Job openings surge unexpectedly in July, with about 2 positions open for every unemployed person
U.S. job openings rose unexpectedly in July after a sizable upward revision to the previous month, underscoring persistent tightness in the labor market as employers compete for a limited supply of workers.
The number of available positions edged up to 11.2 million in the month—topping all estimates—from a revised 11 million in June, the Labor Department’s Job Openings and Labor Turnover Survey, or JOLTS, showed Tuesday.
The median estimate in a Bloomberg survey of economists was for a decline to about 10.4 million from a previously reported 10.7 million.
Vacancies have exceeded 11 million since late last year and the unemployment rate remains historically low, underscoring the strength of the US jobs market. The imbalance between labor demand and supply continues to drive robust wage growth that complicates Federal Reserve efforts to tamp down inflation.
There were about two jobs for every unemployed person in July, up from 1.9 in June. Some of the largest increases in vacancies were in retail trade, and transportation, warehousing and utilities. Arts, entertainment and recreation also posted more openings from the prior month.
Some 4.2 million Americans quit their jobs in July, down slightly from June. The quits rate, a measure of voluntary job leavers as a share of total employment, edged down to a more than one-year low of 2.7%.
Layoffs were little changed from a month earlier and hires edged down.
A separate report this morning showed 48% of Americans said jobs were “plentiful” in August, down from the prior month and the smallest share since April 2021. The Conference Board survey also showed consumer confidence rose this month to the highest since May amid falling gasoline prices.
The JOLTS data precede Friday’s monthly jobs report, which is currently forecast to show the US added about 300,000 payrolls in August. Economists are expecting the unemployment rate to hold at 3.5%—matching a 50-year low—and for average hourly earnings to post another firm advance.
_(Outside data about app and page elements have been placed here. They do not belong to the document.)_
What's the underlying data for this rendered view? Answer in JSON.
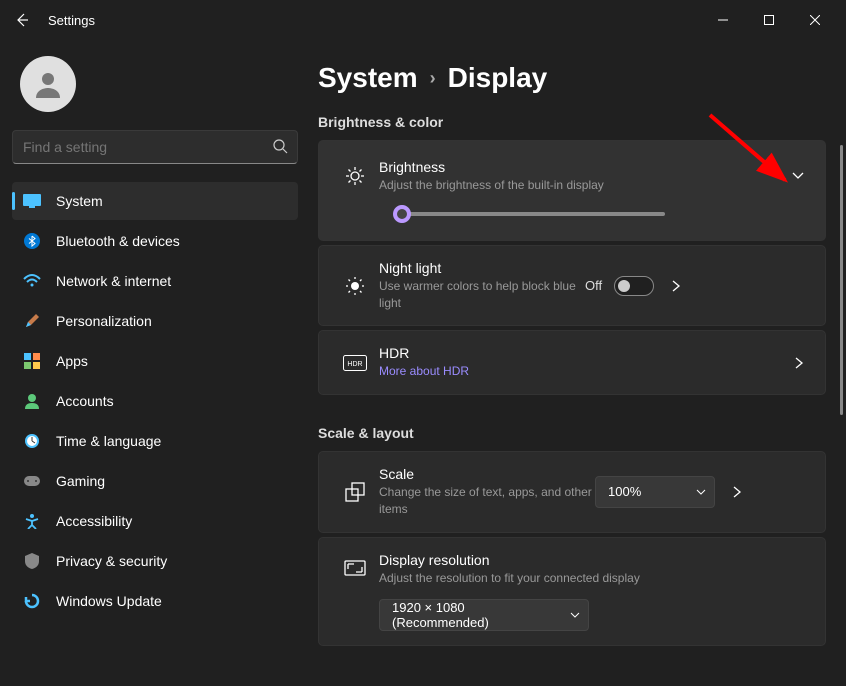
{
  "window": {
    "title": "Settings"
  },
  "search": {
    "placeholder": "Find a setting"
  },
  "nav": {
    "items": [
      {
        "label": "System"
      },
      {
        "label": "Bluetooth & devices"
      },
      {
        "label": "Network & internet"
      },
      {
        "label": "Personalization"
      },
      {
        "label": "Apps"
      },
      {
        "label": "Accounts"
      },
      {
        "label": "Time & language"
      },
      {
        "label": "Gaming"
      },
      {
        "label": "Accessibility"
      },
      {
        "label": "Privacy & security"
      },
      {
        "label": "Windows Update"
      }
    ]
  },
  "breadcrumb": {
    "parent": "System",
    "current": "Display"
  },
  "sections": {
    "brightness_color": "Brightness & color",
    "scale_layout": "Scale & layout"
  },
  "cards": {
    "brightness": {
      "title": "Brightness",
      "desc": "Adjust the brightness of the built-in display"
    },
    "nightlight": {
      "title": "Night light",
      "desc": "Use warmer colors to help block blue light",
      "state": "Off"
    },
    "hdr": {
      "title": "HDR",
      "link": "More about HDR"
    },
    "scale": {
      "title": "Scale",
      "desc": "Change the size of text, apps, and other items",
      "value": "100%"
    },
    "resolution": {
      "title": "Display resolution",
      "desc": "Adjust the resolution to fit your connected display",
      "value": "1920 × 1080 (Recommended)"
    }
  }
}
Sign up for the Fortune Features email list so you don’t miss our biggest features, exclusive interviews, and investigations.